This summer I learned about a thing called bookstagram. You know, Instagram, but with a book focus (like Tumblr’s booklr). I rarely used Instagram in the past but figured that if people have accounts all about books, then that’d be the perfect combination of two of my biggest hobbies: reading and photography.
So I start taking pictures of books. Nothing fancy. Just the book and my hand or a table or whatever is nearby that I can set it on. But bookstagram accounts that seem to have the most success? They stage their pictures with all these props and nice lighting and I’m over here like WTF is going on?
As a book blogger, I feel a certain amount of pressure to take “staged” pictures for my instagram account.
The Pressure Is Real
I know, I know, book blogging is broad and I shouldn’t feel like I have to do anything and that going along with the status quo is just an attempt to get followers, etc. Trust me, I’ve seen the arguments and I get it. HOWEVER, there is a whole book community on instagram that I want to interact with.
I won’t attempt to speak for everyone, obviously, but I think there is this idea that good bookstagram pictures include:
- staged layouts
- a theme (for the account generally)
- ALL the hashtags
Not every one of these things may apply but there’s definitely themes among bookstagram accounts, whether it’s a picture style or type of prop (like funkos), and so on. And if you don’t have those things then what are you doing with your account?
As someone looking to expand my audience for my reviews, primarily, to others in the community, I turned to bookstagram as that new outlet. Except I’ve never felt like any of my pictures live up to those popular accounts that look beautiful and professional and all things book love. I’m definitely not faulting those accounts because your pictures are GORGEOUS and I love seeing all the pretty things in my feed. BUT for those who don’t have the time or means to take those pictures, I definitely feel like there’s a disconnect.
I feel like if I don’t try and mimic the idea of an account theme or I don’t use props or I don’t try to arrange my books in a particular fashion that it’s just a mediocre attempt. Despite knowing that’s not the case it’s still something that sits in the back of my mind.
I absolutely do not think that those who have those amazing bookstagram accounts (and even booktubers) are any better or “lesser” than bloggers since there’s a lot of overlap. I LOVE that we have so many outlets to share our love for books, but that pressure still lingers and it doesn’t even have anything to do with those people/accounts. Just what people like to see and there’s nothing to be done about that.
Do Book Bloggers Have Standards?

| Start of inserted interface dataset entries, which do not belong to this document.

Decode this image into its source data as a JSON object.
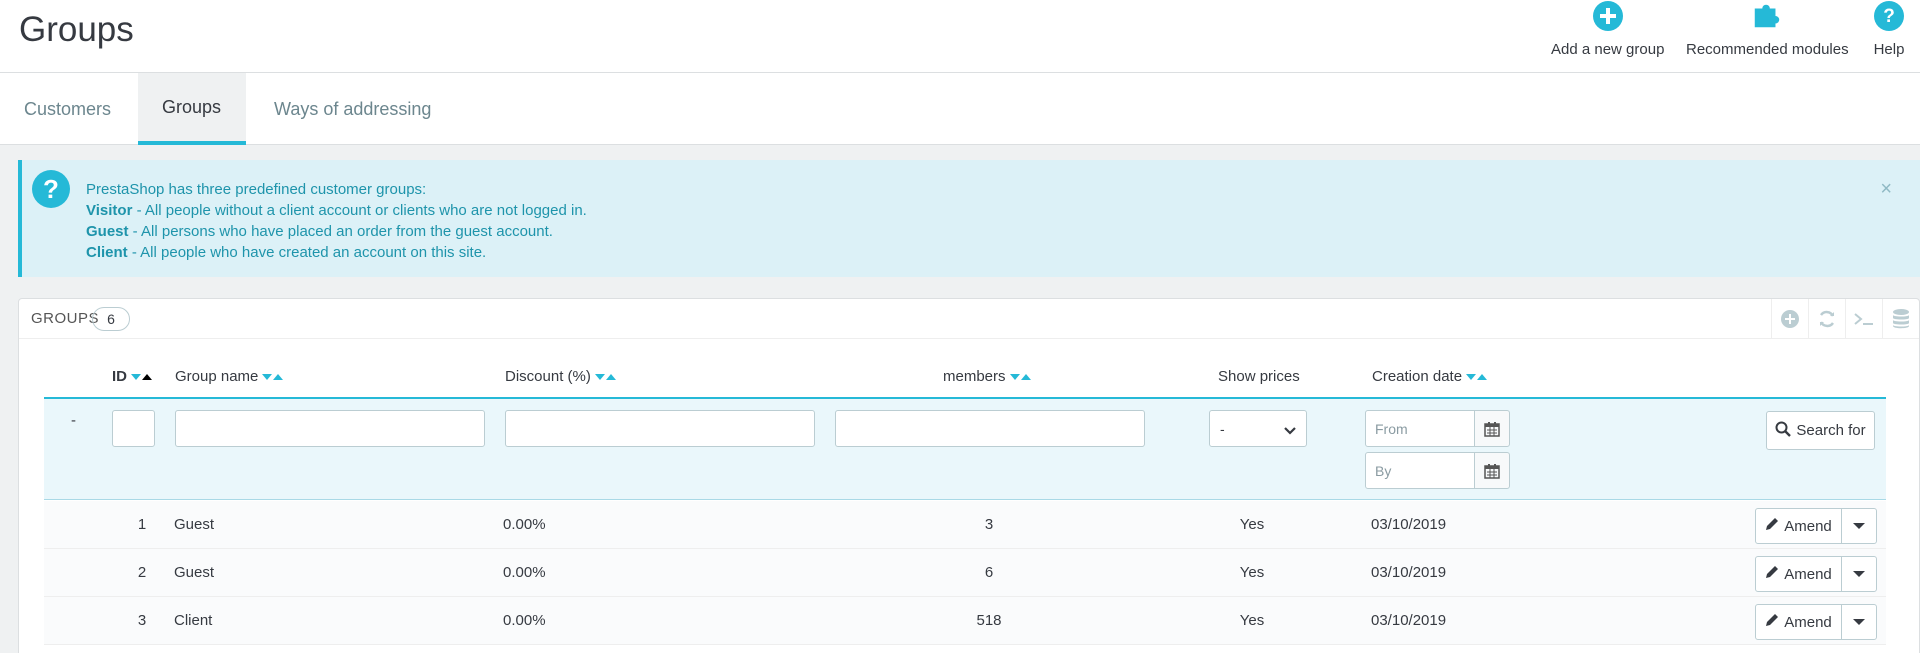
{
  "header": {
    "title": "Groups",
    "toolbar": [
      {
        "label": "Add a new group",
        "icon": "plus-circle-icon"
      },
      {
        "label": "Recommended modules",
        "icon": "puzzle-icon"
      },
      {
        "label": "Help",
        "icon": "question-circle-icon"
      }
    ]
  },
  "tabs": [
    {
      "label": "Customers",
      "active": false
    },
    {
      "label": "Groups",
      "active": true
    },
    {
      "label": "Ways of addressing",
      "active": false
    }
  ],
  "alert": {
    "intro": "PrestaShop has three predefined customer groups:",
    "lines": [
      {
        "term": "Visitor",
        "text": " - All people without a client account or clients who are not logged in."
      },
      {
        "term": "Guest",
        "text": " - All persons who have placed an order from the guest account."
      },
      {
        "term": "Client",
        "text": " - All people who have created an account on this site."
      }
    ],
    "close": "×"
  },
  "panel": {
    "title": "Groups",
    "count": "6",
    "actions": [
      "add-icon",
      "refresh-icon",
      "sql-icon",
      "database-icon"
    ]
  },
  "table": {
    "columns": {
      "id": "ID",
      "name": "Group name",
      "discount": "Discount (%)",
      "members": "members",
      "show_prices": "Show prices",
      "date": "Creation date"
    },
    "filters": {
      "dash": "-",
      "show_prices_value": "-",
      "date_from_placeholder": "From",
      "date_to_placeholder": "By",
      "search_label": "Search for"
    },
    "rows": [
      {
        "id": "1",
        "name": "Guest",
        "discount": "0.00%",
        "members": "3",
        "show_prices": "Yes",
        "date": "03/10/2019",
        "action": "Amend"
      },
      {
        "id": "2",
        "name": "Guest",
        "discount": "0.00%",
        "members": "6",
        "show_prices": "Yes",
        "date": "03/10/2019",
        "action": "Amend"
      },
      {
        "id": "3",
        "name": "Client",
        "discount": "0.00%",
        "members": "518",
        "show_prices": "Yes",
        "date": "03/10/2019",
        "action": "Amend"
      }
    ]
  },
  "colors": {
    "accent": "#25b9d7",
    "text": "#363a41",
    "alert_bg": "#dcf1f7"
  }
}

The blogging community has its own standards formed from seeing what works and what doesn’t. And that can create pressure to do one thing or another to stay up-to-date with readers and the industry. We’ve even seen it with bookstagram and booktube succeeding where bloggers don’t. Nothing’s wrong with that!
This doesn’t apply to just bookstagram. I’ve noticed that the trends move in waves through the community: reviewing the same books (ARCs, new releases) because EVERYONE ELSE is and that’s how you keep up with the discussion; having an instagram account, a twitter account; posting more than just reviews (I know here at NK that discussion and promotion posts get at least 5X as many views as reviews do). Blogging has changed over the years, evolved, and that’s normal. It’s okay. But with it I know that I, personally, feel pressured to follow these trends or watch the blog fall to the wayside. It’s hard when you put so much time into something. You want the world to see. You want it to succeed without compromising why you started it in the first place. But to succeed sometimes jumping on the bandwagon is the only way (case-by-case obviously, these are definitely just generalizations).
Me and Bookstagram
Personally, I noticed that my old pictures of books wherever I happened to take them really didn’t see much activity but now that I’m putting in a little more effort (i.e. 5 minutes of picture prep versus 0), I’ve seen a drastic difference. The blog gets more traffic from instagram. People comment on the pictures. It’s a good feeling, and some of the books I’ve reviewed are getting more traffic when I take pictures of them.
To be honest I don’t put much time into my pictures. I don’t spend half a day taking all sorts of pictures to post later. I pull the books off the shelf, spend a few minutes arranging them, take the picture, and post it. That’s me. I don’t have a lot of time so I do what I’m able.
But instagram and I will likely always be at odds as keeping with the trends changes.
Do you feel pressured to do certain things in the book community?
Do you run a bookstagram account? Thoughts?